The illusion of comfort in clinging onto neutrality in global matters is Africa’s Achilles’ heel. We have principles that guide our policies, and we have a set of moral standards to look up to, so we must be seen to be taking sides to preserve the foundations upon which our continent should be rebuilt. There is no strategic benefit to Africa’s neutrality; we cannot address a skewed international order by sitting on the fence that we all know will inevitably collapse one day throwing us to one side or the other; neutrality exposes the region to weakness and marginalisation in international institutions.
We appreciate the reasons for Africa’s scepticism of the world hence its adoption of a neutral stance. Be it slavery or colonialism or imperialism or structural adjustment programmes, Africa has been hurt by the west and its institutions. The widely held narrative is that the present western dominated world is skewed against Africa and black people. Events in recent times during the Covid-19 epidemic seemed to confirm this institutional western bias, the world intervention and access to vaccines was clearly the west first and Africa later. It is therefore understandable that the region will view the world with suspicion, but Africa is a part of the world and constructive steps will have to be taken.
Given historical interaction of Africa and the west, distrust of the west is both predictable and understandable, but does that make default neutrality a trustworthy alternative? Far from it, restricting the region to a bit part role in global matters is no solution; instead, an assertive, self-interested Africa should show up and demand to be admitted to a fuller part in the international order.
We risk marginalisation of unimagined scale in international matters if we continue to dodge responsibility and only adopt neutrality in all matters of global interest while others engage in fight for a share of resources, power and control of international institutions. And to seek to be included by one side or the other after spoils have been shared exposes us to perpetual weakness. Whoever we choose and whoever embraces us does so in the interest of their agenda not ours; we are adopted into an agenda over which we have no control.
It is time Africa accepted she cannot remain neutral in a world of rapidly changing and clashing political interests and already moving in certain directions. It is both impossible and undesirable to remain neutral in a conflicted world where right in front of our eyes wealth and power are already distributed in certain ways, neutrality means accepting the way things are now, and with the way things are now, there is little hope for Africa today and no hope for the future.
Neutrality is a weak base for Africa to call from.
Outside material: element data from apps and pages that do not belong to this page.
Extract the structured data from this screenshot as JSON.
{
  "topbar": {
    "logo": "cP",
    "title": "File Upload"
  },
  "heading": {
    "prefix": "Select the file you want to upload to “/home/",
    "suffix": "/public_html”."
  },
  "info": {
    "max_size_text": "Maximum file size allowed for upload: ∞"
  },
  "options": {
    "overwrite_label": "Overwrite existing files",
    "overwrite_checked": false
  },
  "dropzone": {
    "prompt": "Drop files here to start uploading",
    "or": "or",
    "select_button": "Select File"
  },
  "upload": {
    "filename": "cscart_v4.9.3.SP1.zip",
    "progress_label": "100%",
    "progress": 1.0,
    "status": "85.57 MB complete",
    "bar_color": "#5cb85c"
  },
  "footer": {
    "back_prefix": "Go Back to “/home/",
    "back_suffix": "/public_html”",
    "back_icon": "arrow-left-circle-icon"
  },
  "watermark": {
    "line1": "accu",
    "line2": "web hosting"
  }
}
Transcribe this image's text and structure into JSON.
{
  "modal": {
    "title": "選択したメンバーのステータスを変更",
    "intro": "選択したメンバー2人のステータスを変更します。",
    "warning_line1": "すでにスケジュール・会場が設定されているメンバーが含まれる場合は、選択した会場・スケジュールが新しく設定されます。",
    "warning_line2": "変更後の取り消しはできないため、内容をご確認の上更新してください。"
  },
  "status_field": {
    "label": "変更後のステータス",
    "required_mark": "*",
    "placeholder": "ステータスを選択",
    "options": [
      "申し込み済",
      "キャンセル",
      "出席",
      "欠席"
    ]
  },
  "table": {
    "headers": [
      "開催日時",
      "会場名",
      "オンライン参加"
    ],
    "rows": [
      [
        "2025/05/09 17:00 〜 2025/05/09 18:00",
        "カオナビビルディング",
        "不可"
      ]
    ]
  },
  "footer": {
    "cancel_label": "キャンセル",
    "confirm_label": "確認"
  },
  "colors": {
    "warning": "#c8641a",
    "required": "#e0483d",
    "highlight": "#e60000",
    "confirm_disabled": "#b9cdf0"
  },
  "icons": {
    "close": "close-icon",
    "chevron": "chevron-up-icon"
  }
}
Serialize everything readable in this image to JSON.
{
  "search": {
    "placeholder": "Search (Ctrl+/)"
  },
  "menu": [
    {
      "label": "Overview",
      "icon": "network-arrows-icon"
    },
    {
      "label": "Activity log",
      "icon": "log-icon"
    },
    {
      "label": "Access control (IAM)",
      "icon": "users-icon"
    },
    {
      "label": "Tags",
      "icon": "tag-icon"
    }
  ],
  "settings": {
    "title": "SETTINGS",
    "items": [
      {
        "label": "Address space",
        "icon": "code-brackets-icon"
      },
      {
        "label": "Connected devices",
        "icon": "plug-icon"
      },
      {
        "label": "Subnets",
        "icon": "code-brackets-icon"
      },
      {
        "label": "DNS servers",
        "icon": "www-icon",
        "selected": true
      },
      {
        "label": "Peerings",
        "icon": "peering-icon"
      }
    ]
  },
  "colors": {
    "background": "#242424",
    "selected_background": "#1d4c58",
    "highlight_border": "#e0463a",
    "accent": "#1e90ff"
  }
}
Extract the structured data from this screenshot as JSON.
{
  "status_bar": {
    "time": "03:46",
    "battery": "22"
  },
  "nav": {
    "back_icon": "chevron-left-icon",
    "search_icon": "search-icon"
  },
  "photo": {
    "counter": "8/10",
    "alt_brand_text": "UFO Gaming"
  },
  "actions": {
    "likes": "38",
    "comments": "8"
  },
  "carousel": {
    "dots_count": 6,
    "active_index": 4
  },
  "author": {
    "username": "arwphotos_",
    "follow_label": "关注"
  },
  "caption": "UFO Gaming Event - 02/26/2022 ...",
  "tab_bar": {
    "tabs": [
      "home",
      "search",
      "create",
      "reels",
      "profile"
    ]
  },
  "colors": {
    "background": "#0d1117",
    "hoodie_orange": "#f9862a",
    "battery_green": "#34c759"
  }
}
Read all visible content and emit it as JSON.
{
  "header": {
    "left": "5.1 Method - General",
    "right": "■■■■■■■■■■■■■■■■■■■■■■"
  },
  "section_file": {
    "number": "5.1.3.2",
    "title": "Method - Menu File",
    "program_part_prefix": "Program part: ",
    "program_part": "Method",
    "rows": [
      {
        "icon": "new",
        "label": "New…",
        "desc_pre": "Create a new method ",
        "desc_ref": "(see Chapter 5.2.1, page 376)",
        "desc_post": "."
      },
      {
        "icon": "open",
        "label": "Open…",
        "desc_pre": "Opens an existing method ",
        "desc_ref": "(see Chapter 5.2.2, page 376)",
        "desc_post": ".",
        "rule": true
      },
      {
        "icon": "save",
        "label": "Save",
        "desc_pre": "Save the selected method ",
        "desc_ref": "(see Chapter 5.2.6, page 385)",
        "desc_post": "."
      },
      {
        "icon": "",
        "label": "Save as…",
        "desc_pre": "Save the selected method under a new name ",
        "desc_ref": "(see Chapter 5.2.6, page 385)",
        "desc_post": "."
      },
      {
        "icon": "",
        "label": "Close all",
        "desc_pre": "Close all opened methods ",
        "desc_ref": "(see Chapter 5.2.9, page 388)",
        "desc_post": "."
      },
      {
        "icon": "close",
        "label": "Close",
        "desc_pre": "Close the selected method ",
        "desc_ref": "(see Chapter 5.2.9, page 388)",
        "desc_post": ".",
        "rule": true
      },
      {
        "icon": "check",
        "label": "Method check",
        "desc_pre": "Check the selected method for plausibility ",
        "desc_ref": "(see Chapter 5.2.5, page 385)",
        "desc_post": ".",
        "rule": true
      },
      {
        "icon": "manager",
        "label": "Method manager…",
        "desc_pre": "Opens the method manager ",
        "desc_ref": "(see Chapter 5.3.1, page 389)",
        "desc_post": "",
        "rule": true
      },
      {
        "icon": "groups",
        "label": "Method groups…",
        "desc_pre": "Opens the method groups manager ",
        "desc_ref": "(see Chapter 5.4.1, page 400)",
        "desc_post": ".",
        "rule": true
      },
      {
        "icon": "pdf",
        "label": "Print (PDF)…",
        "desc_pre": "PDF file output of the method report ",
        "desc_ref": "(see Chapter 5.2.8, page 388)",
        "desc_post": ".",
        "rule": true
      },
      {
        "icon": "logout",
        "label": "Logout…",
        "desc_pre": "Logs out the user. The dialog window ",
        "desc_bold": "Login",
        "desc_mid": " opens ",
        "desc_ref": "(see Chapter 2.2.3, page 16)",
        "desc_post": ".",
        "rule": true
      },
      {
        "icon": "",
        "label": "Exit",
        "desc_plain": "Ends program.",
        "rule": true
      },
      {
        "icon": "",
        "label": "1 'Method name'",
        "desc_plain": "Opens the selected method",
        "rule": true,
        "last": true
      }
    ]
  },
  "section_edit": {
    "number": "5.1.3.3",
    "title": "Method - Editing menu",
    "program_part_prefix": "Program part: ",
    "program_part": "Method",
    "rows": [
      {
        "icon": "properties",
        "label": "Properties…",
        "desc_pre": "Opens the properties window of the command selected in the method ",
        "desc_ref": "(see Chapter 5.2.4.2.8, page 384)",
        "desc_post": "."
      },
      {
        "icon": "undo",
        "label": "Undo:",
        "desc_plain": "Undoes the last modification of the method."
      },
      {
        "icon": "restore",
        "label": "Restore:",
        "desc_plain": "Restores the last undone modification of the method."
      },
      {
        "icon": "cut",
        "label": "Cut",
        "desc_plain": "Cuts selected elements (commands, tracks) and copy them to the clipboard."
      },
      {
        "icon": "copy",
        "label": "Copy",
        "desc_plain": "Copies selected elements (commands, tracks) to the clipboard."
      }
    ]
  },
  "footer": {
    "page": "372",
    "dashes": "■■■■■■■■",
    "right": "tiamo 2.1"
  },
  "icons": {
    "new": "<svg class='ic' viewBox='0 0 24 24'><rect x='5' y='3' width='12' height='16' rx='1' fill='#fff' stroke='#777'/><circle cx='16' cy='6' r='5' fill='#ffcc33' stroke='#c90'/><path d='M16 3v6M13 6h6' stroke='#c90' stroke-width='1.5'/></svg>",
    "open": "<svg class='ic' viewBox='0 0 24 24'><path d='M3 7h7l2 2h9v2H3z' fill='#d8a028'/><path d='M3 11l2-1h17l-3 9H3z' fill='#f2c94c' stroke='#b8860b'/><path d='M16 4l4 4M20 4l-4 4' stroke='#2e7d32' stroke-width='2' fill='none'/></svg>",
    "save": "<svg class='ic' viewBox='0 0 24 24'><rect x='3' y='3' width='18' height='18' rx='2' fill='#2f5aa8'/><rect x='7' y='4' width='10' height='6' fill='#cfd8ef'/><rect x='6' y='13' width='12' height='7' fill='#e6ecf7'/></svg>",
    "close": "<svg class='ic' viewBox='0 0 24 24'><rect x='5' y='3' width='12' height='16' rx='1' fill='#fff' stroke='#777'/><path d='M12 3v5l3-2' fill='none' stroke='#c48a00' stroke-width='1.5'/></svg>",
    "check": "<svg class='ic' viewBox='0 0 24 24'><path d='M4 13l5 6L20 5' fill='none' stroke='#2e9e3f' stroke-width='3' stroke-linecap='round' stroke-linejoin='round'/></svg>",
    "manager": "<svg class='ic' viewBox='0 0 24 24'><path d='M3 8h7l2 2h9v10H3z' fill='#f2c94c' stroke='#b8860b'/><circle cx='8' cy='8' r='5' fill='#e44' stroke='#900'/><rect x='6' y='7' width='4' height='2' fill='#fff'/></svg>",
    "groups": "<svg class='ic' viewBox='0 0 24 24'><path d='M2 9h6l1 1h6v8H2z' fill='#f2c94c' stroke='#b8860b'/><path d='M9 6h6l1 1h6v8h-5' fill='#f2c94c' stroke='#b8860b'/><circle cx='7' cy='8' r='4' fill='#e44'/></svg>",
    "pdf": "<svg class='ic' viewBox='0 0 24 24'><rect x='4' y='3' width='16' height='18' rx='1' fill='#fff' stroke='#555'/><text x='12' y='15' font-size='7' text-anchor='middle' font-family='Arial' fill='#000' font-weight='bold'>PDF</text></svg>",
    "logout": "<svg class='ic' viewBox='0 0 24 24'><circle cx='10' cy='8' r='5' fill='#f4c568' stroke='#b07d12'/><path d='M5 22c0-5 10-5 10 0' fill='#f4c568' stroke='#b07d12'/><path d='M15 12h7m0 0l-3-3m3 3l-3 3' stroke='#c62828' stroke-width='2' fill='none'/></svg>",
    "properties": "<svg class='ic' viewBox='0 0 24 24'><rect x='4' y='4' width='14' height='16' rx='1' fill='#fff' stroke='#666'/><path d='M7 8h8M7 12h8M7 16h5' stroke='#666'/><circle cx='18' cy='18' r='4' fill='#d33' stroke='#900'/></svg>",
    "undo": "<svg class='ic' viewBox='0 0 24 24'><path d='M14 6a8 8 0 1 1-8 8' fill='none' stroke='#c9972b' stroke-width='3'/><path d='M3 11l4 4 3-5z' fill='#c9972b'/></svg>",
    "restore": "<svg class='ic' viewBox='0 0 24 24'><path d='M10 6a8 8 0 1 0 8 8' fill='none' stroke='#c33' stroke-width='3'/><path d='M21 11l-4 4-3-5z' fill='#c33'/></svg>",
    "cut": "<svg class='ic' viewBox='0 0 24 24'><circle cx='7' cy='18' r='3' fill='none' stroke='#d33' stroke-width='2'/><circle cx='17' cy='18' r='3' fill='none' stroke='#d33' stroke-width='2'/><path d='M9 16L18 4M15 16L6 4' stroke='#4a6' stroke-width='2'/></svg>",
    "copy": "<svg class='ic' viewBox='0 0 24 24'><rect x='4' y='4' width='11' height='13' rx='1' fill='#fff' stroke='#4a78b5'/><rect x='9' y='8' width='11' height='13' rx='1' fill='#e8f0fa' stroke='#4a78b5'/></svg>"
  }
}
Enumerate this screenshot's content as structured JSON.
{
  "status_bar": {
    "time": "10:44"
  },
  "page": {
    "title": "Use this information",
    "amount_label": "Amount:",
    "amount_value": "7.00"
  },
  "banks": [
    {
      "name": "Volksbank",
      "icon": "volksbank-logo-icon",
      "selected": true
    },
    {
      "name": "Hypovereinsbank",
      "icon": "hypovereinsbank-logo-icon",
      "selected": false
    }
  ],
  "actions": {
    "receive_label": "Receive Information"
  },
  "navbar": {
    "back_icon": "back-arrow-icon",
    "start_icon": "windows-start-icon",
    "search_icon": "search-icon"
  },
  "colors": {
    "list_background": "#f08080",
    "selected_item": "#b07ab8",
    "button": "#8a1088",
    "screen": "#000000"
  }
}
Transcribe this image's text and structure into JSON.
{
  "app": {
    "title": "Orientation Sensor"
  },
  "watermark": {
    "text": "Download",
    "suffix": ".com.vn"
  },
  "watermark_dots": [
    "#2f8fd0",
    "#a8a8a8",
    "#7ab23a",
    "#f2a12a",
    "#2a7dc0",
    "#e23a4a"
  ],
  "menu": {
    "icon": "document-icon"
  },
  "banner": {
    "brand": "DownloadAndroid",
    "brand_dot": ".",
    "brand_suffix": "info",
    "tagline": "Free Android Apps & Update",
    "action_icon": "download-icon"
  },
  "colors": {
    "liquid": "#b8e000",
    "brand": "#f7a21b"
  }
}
Neutrality against oppression is itself oppression, it feeds and protects the powerful, not the weak. We must face up to the reality that African interests will neither be met nor be protected by apathy; neutrality is not empowering Africa; neutrality leads to unfavourable decisions that hurt people’s lives; passivity does not express African interests, it either maintains the status quo and/ or leaves us perpetually subservient to the agendas of the assertive west and east who take sides and fight their corner.